I fell in love with David Lynch when I watched Blue Velvet for the first time. His world, filled with strangeness, deformity, eroticism, a peculiar beauty and love for the past, resonated with me, right away. Later, when I was living in London, I bought his book Catching the Big Fish that ended up inspiring me a lot.
What a powerful, raw and explosive short novel. In this book, Nash developed a self-destructive female character and her struggle to truly become intimate with someone. Delving into the realms of sexuality, satanism, and drugs, Animals Eat Each Other is a truly singular work.

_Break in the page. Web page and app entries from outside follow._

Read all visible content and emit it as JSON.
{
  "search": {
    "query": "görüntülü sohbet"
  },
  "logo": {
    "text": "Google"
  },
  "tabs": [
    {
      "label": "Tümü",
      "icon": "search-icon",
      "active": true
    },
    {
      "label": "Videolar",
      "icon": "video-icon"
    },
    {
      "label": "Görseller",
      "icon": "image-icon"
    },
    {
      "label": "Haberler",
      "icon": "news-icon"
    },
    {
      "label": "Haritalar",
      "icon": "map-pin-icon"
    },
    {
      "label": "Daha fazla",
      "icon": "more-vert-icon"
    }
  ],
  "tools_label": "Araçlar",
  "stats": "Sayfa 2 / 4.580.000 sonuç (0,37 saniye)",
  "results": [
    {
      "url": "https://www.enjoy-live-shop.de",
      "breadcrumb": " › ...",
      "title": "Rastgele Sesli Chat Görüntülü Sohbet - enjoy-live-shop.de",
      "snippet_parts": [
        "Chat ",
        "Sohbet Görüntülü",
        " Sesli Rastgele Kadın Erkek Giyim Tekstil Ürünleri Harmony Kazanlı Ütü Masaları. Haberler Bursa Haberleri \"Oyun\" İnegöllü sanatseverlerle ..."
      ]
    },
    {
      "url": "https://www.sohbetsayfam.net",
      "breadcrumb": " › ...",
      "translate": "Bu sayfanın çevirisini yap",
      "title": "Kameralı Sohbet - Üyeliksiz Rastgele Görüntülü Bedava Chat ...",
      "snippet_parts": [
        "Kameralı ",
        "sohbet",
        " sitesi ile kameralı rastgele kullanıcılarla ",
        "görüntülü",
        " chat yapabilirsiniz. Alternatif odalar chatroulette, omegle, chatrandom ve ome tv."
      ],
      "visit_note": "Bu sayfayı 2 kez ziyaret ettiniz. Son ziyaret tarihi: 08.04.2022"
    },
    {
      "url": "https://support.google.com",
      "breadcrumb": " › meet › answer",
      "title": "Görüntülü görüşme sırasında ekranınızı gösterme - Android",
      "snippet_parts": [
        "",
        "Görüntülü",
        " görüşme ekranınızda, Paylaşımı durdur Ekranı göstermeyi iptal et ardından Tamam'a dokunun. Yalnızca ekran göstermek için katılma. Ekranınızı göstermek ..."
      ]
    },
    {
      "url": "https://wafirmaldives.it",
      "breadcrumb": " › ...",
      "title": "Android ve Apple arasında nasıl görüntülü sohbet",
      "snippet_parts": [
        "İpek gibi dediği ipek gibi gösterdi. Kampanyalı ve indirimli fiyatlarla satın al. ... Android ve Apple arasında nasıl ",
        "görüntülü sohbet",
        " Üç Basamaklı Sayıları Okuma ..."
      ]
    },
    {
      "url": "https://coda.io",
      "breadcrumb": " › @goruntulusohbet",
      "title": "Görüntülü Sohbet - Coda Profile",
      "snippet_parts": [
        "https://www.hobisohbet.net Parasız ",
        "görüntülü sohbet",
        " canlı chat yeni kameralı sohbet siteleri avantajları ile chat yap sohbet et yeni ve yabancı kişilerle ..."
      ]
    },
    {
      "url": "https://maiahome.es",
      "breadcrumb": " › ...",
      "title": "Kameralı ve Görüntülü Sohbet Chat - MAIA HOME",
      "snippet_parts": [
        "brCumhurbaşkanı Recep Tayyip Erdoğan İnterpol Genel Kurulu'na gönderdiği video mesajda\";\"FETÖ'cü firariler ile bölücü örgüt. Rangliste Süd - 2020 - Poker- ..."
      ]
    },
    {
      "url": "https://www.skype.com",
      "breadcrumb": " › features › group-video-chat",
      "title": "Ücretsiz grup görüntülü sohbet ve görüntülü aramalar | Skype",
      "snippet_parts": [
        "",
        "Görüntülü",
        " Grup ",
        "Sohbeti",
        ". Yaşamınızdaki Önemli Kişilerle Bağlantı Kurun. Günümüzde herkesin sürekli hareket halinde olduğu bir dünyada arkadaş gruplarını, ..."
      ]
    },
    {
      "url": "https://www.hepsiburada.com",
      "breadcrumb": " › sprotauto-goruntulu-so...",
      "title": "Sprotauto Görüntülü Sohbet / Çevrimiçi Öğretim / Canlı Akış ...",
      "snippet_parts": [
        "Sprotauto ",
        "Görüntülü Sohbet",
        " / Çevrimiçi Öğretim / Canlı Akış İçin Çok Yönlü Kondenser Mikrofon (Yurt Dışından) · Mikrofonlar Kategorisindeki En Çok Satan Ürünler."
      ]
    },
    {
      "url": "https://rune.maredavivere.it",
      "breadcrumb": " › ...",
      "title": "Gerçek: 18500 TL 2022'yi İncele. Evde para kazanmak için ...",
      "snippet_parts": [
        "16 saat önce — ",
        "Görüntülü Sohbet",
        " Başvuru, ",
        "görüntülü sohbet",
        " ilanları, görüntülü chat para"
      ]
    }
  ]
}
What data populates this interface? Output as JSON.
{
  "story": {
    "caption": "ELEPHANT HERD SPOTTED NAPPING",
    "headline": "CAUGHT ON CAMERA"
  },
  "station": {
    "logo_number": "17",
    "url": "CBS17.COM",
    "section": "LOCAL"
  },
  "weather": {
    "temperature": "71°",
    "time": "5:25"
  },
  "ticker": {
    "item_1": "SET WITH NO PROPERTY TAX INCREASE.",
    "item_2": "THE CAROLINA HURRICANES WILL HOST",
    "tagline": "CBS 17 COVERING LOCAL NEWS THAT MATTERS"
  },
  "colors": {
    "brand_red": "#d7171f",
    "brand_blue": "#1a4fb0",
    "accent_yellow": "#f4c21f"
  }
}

What Red Was by Rosie Price was such a pleasant surprise. Crown Publishing pitched this book to me and, although the premise sounded interesting, I didn’t really know what to expect, especially because it focused on a difficult topic. But Rosie Price reminded me a bit of Sally Rooney and we all know how I feel about Rooney!
The Heart’s Invisible Furies by John Boyne is the recipient of an award for standout storytelling and it definitely deserves that honor. This book is extraordinary and it has become one of my favorite contemporary novels.
Two marginalized young women: Cale and Penny. Violence. Nevada’s northern desert. These are the crucial ingredients of A Prayer for Travelers by Ruchika Tomar. In this debut novel, Penny suddenly disappears and Cale sets off on a dangerous quest across the desert to find her friend.
It took me some time to appreciate Berlin. I had to take a step back and look again with different eyes. And, then, suddenly I was mesmerized by the electricity, artistic vibe, and youthfulness this city exudes.
What a wonderful, sensitive and poignant short book! I am absolutely in love with Lie With Me by Philippe Besson. I don’t usually like to make comparisons between books. But, when I say that this book reminded me of Call Me By Your Name, I mean it in the best way possible.